(Recorded data Opens)

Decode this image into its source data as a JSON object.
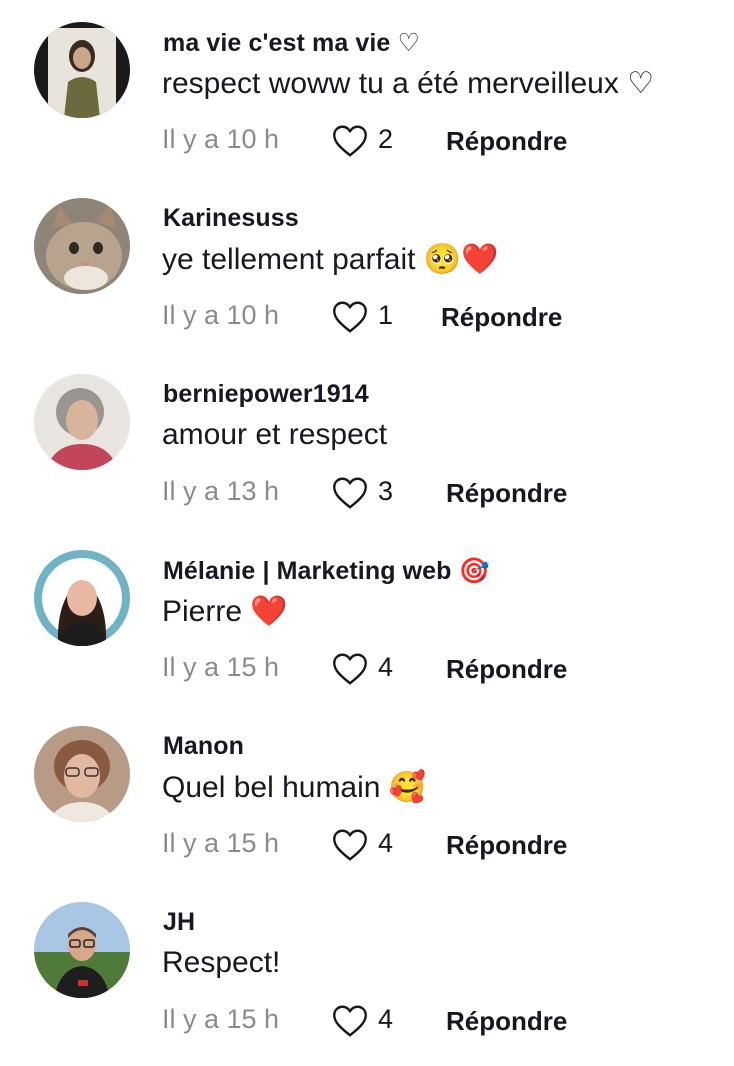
{
  "comments": [
    {
      "username": "ma vie c'est ma vie ♡",
      "text": "respect woww tu a été merveilleux ♡",
      "time": "Il y a 10 h",
      "likes": "2",
      "reply_label": "Répondre"
    },
    {
      "username": "Karinesuss",
      "text": "ye tellement parfait",
      "text_emoji": "🥺❤️",
      "time": "Il y a 10 h",
      "likes": "1",
      "reply_label": "Répondre"
    },
    {
      "username": "berniepower1914",
      "text": "amour et respect",
      "time": "Il y a 13 h",
      "likes": "3",
      "reply_label": "Répondre"
    },
    {
      "username": "Mélanie | Marketing web",
      "username_emoji": "🎯",
      "text": "Pierre",
      "text_emoji": "❤️",
      "time": "Il y a 15 h",
      "likes": "4",
      "reply_label": "Répondre"
    },
    {
      "username": "Manon",
      "text": "Quel bel humain",
      "text_emoji": "🥰",
      "time": "Il y a 15 h",
      "likes": "4",
      "reply_label": "Répondre"
    },
    {
      "username": "JH",
      "text": "Respect!",
      "time": "Il y a 15 h",
      "likes": "4",
      "reply_label": "Répondre"
    }
  ],
  "icons": {
    "like": "heart-outline-icon"
  },
  "colors": {
    "text": "#161823",
    "muted": "#8a8b91",
    "heart_emoji": "#e3262f"
  }
}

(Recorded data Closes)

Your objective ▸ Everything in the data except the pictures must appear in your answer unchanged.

Result of the task ▸
Decode this image into its source data as a JSON object.
{
  "comments": [
    {
      "username": "ma vie c'est ma vie ♡",
      "text": "respect woww tu a été merveilleux ♡",
      "time": "Il y a 10 h",
      "likes": "2",
      "reply_label": "Répondre"
    },
    {
      "username": "Karinesuss",
      "text": "ye tellement parfait",
      "text_emoji": "🥺❤️",
      "time": "Il y a 10 h",
      "likes": "1",
      "reply_label": "Répondre"
    },
    {
      "username": "berniepower1914",
      "text": "amour et respect",
      "time": "Il y a 13 h",
      "likes": "3",
      "reply_label": "Répondre"
    },
    {
      "username": "Mélanie | Marketing web",
      "username_emoji": "🎯",
      "text": "Pierre",
      "text_emoji": "❤️",
      "time": "Il y a 15 h",
      "likes": "4",
      "reply_label": "Répondre"
    },
    {
      "username": "Manon",
      "text": "Quel bel humain",
      "text_emoji": "🥰",
      "time": "Il y a 15 h",
      "likes": "4",
      "reply_label": "Répondre"
    },
    {
      "username": "JH",
      "text": "Respect!",
      "time": "Il y a 15 h",
      "likes": "4",
      "reply_label": "Répondre"
    }
  ],
  "icons": {
    "like": "heart-outline-icon"
  },
  "colors": {
    "text": "#161823",
    "muted": "#8a8b91",
    "heart_emoji": "#e3262f"
  }
}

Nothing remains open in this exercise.